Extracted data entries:
☆ ☆ ☆ ☆

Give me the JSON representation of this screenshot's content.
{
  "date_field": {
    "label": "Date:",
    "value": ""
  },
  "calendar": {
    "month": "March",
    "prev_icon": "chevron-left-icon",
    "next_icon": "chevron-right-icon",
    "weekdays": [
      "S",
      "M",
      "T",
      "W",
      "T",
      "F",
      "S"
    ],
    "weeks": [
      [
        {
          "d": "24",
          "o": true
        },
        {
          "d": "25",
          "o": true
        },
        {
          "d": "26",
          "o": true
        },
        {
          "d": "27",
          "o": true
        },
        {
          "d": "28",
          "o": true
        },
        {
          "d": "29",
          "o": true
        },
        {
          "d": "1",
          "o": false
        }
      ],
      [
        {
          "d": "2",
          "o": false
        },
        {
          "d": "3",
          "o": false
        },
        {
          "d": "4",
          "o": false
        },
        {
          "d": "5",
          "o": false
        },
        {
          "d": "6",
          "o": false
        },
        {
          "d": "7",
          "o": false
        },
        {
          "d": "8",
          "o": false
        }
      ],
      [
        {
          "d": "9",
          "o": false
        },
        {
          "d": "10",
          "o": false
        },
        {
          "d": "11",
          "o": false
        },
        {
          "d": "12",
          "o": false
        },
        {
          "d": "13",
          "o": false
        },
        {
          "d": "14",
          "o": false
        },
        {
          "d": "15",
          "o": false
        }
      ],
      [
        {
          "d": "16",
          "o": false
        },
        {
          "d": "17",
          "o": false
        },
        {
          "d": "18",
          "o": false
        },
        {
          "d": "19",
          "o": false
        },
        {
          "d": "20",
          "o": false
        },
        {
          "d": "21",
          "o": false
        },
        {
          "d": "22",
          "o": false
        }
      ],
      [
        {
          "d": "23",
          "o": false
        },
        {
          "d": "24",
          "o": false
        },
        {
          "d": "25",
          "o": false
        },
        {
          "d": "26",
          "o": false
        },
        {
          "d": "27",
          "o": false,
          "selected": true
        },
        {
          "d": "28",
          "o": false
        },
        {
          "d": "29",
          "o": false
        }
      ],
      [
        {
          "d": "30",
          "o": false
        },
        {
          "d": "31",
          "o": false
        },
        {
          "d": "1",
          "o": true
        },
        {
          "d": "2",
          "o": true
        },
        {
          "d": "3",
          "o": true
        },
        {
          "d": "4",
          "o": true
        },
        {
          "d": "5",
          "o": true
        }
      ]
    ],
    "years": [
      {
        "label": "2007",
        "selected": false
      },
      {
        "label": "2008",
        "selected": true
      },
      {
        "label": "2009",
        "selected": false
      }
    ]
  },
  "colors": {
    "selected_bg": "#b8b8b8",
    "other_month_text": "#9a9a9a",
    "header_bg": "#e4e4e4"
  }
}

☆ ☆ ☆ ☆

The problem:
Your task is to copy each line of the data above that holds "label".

The completed task:
    "label": "Date:",
        "label": "2007",
        "label": "2008",
        "label": "2009",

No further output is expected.